• Data under study:
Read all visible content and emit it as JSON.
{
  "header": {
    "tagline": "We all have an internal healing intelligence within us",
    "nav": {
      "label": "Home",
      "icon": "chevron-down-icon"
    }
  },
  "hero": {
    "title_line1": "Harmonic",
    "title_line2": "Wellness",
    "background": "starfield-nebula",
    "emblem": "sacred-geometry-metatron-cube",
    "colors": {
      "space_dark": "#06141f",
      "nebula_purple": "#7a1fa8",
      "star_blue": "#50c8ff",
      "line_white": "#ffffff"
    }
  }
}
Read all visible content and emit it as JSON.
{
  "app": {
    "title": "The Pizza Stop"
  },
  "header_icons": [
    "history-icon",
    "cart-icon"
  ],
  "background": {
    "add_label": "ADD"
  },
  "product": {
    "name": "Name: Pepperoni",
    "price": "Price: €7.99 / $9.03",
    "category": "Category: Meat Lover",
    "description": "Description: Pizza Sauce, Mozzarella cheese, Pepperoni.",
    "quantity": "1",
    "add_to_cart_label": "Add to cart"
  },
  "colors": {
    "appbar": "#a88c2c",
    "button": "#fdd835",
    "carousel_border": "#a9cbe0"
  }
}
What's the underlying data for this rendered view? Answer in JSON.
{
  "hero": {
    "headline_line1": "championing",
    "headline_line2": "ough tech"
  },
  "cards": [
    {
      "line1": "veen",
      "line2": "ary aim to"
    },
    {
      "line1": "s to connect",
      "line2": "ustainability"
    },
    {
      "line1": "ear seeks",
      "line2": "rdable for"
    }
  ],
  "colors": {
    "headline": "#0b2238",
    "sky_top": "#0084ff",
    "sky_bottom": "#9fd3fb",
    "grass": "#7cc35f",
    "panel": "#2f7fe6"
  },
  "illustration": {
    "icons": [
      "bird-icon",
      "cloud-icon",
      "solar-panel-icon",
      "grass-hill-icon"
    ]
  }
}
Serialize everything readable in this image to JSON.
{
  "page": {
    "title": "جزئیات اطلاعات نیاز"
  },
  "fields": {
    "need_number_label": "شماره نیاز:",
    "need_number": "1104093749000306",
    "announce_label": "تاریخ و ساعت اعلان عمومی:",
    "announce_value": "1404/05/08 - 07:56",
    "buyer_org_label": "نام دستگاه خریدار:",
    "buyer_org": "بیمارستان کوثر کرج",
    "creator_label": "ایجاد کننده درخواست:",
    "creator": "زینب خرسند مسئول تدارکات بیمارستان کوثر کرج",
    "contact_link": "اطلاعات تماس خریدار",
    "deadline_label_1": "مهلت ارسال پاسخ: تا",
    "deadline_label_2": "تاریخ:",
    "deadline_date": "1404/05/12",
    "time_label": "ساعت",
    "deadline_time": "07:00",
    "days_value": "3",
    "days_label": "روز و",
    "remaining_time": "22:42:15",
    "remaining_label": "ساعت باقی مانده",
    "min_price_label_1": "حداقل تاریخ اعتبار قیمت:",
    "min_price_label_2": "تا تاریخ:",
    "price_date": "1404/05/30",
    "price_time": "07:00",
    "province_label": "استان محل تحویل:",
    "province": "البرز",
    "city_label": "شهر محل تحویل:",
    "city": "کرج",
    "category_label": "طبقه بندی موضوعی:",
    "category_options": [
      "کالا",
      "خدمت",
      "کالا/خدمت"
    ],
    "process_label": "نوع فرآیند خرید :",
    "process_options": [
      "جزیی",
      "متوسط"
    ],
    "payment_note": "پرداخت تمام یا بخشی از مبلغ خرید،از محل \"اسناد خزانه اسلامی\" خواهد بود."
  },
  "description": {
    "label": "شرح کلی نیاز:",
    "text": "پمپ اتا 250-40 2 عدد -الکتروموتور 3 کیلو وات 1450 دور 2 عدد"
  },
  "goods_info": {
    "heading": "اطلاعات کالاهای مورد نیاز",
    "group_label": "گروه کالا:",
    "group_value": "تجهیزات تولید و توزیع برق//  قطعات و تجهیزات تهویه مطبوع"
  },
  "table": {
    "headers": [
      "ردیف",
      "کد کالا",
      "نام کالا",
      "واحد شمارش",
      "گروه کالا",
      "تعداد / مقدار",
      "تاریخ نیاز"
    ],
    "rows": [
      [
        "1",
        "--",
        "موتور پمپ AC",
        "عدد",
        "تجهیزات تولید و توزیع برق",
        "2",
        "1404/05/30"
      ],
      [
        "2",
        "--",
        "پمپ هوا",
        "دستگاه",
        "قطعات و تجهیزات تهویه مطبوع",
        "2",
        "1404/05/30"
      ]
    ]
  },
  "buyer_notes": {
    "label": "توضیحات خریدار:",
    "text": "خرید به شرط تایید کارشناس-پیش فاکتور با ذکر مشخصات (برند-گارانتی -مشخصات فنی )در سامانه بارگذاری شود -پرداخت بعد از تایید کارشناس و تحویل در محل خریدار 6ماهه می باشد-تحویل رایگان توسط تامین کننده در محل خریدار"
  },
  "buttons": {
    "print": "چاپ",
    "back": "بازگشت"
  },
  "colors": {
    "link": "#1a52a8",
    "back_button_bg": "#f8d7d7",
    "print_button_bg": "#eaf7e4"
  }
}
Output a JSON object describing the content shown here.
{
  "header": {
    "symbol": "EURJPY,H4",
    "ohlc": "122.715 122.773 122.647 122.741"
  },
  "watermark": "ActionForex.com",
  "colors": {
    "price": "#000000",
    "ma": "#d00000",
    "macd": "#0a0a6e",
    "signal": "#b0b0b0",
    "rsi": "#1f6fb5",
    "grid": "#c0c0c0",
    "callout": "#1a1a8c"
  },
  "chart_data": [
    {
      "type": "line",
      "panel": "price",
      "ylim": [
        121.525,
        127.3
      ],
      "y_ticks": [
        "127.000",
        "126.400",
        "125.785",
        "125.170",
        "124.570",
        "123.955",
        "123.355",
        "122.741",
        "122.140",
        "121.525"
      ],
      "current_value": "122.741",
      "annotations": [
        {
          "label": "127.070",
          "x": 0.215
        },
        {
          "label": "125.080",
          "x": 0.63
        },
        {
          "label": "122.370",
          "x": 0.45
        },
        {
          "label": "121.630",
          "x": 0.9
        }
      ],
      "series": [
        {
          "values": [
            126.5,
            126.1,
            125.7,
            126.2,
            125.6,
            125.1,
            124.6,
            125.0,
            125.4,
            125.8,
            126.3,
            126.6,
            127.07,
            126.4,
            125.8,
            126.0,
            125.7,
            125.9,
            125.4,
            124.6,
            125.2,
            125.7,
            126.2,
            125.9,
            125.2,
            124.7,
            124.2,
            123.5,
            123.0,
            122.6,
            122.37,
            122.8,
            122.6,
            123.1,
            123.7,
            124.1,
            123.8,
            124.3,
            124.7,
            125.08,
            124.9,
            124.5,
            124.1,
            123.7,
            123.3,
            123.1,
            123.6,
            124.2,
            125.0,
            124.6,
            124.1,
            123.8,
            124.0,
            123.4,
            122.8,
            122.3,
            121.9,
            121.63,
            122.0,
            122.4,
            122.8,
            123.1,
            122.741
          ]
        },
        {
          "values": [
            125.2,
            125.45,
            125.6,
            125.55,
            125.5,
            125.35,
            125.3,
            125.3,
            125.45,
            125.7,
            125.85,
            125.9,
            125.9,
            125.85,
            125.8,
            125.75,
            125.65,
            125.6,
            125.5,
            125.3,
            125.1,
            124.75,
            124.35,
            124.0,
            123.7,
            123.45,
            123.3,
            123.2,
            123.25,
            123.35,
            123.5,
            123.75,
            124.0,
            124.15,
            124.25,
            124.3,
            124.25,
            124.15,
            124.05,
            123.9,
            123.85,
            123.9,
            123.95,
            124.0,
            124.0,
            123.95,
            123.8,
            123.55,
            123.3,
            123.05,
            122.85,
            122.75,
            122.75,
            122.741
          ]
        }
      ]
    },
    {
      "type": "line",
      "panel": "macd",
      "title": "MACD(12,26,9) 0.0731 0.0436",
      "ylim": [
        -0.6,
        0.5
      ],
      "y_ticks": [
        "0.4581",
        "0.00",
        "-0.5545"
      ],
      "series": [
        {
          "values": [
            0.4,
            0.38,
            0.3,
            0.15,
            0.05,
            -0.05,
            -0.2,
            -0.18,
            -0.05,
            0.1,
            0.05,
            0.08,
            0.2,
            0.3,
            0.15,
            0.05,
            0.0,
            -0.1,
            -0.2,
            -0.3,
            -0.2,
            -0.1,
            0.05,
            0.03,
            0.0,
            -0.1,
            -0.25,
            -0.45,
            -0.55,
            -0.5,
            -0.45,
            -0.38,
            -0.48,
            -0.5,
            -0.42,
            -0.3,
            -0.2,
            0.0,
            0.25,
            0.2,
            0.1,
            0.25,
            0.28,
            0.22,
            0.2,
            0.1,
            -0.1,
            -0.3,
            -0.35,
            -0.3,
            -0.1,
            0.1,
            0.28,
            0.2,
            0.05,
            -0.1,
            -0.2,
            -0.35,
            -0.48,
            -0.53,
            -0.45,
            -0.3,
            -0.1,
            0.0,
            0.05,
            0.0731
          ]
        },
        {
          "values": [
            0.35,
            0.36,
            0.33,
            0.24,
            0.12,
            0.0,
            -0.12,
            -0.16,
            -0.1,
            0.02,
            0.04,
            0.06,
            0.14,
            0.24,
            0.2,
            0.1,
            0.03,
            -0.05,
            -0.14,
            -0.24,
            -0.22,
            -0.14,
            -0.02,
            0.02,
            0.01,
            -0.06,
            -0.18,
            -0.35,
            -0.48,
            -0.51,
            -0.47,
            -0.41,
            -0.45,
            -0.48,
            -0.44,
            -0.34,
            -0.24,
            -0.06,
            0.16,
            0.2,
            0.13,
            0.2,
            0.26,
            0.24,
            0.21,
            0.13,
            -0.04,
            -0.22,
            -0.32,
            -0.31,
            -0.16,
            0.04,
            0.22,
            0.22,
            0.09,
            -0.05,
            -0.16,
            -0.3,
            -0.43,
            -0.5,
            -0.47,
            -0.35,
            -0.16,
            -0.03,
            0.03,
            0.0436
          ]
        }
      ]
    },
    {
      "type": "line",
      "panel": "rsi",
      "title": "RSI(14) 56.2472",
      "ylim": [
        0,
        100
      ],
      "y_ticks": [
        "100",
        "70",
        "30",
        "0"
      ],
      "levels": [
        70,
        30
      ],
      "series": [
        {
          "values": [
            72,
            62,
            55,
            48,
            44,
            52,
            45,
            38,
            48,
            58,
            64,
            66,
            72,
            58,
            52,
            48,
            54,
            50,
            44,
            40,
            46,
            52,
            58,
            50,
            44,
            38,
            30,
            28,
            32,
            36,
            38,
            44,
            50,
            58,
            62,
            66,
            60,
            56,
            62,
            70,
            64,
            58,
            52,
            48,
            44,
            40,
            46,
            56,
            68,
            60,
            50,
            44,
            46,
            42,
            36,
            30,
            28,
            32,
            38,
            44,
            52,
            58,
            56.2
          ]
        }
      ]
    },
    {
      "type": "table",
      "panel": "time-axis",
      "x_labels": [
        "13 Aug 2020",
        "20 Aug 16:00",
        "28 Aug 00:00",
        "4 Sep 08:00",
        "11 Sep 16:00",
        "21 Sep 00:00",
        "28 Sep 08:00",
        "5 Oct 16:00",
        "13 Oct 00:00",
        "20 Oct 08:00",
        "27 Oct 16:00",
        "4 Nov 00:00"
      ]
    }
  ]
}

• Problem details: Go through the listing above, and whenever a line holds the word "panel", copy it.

• Solution for this task:
    "panel": "#2f7fe6"
      "solar-panel-icon",
      "panel": "price",
      "panel": "macd",
      "panel": "rsi",
      "panel": "time-axis",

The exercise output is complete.